== What you have to do ==
Copy the lines below word for word, skipping any image.
[Extracted material]
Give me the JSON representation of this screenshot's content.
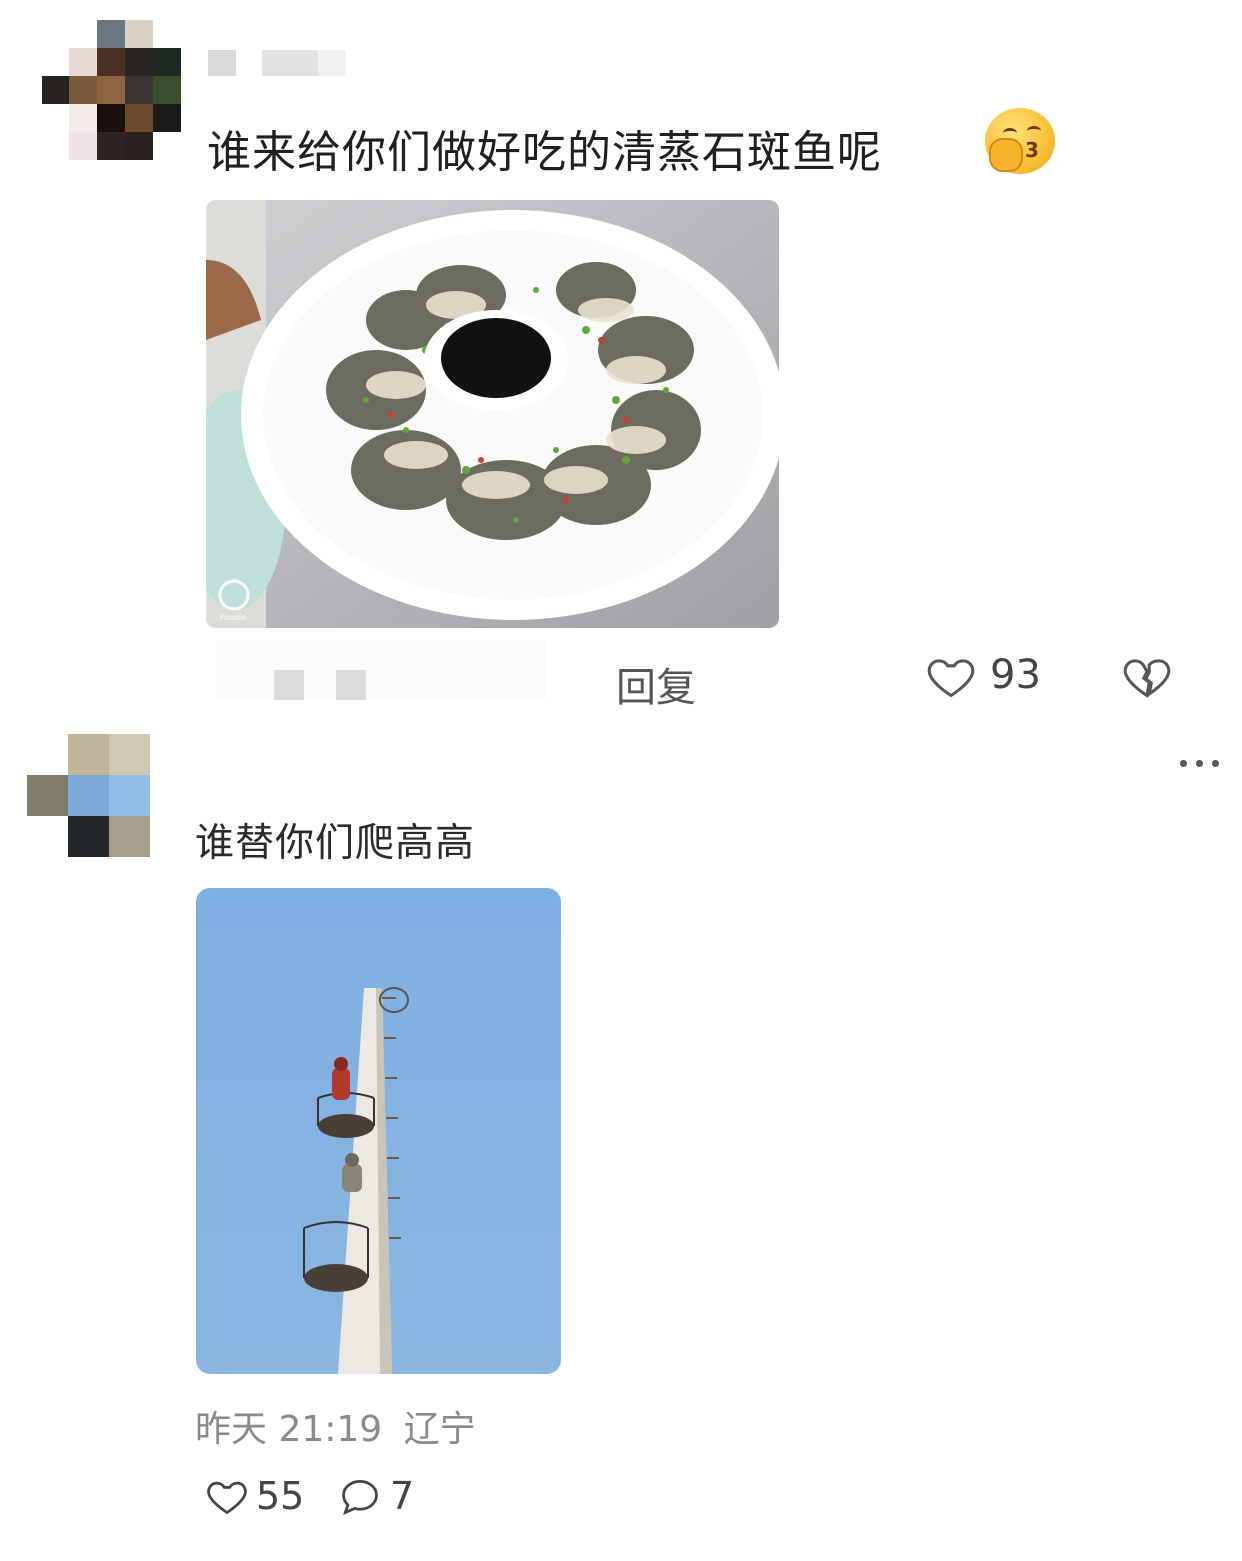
{
  "comment1": {
    "text": "谁来给你们做好吃的清蒸石斑鱼呢",
    "emoji": "shushing-face-emoji",
    "image": "steamed-grouper-plate-photo",
    "image_watermark": "Foodie",
    "reply_label": "回复",
    "like_count": "93",
    "icons": {
      "like": "heart-outline-icon",
      "dislike": "broken-heart-icon"
    }
  },
  "comment2": {
    "text": "谁替你们爬高高",
    "image": "worker-climbing-tower-photo",
    "timestamp": "昨天 21:19",
    "location": "辽宁",
    "like_count": "55",
    "reply_count": "7",
    "icons": {
      "more": "more-dots-icon",
      "like": "heart-outline-icon",
      "comment": "comment-bubble-icon"
    }
  },
  "colors": {
    "text_primary": "#1f1f1f",
    "text_secondary": "#8a8a8a",
    "icon_gray": "#555555",
    "sky_blue": "#80aee0"
  }
}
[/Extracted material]
== Exercise result ==
Give me the JSON representation of this screenshot's content.
{
  "comment1": {
    "text": "谁来给你们做好吃的清蒸石斑鱼呢",
    "emoji": "shushing-face-emoji",
    "image": "steamed-grouper-plate-photo",
    "image_watermark": "Foodie",
    "reply_label": "回复",
    "like_count": "93",
    "icons": {
      "like": "heart-outline-icon",
      "dislike": "broken-heart-icon"
    }
  },
  "comment2": {
    "text": "谁替你们爬高高",
    "image": "worker-climbing-tower-photo",
    "timestamp": "昨天 21:19",
    "location": "辽宁",
    "like_count": "55",
    "reply_count": "7",
    "icons": {
      "more": "more-dots-icon",
      "like": "heart-outline-icon",
      "comment": "comment-bubble-icon"
    }
  },
  "colors": {
    "text_primary": "#1f1f1f",
    "text_secondary": "#8a8a8a",
    "icon_gray": "#555555",
    "sky_blue": "#80aee0"
  }
}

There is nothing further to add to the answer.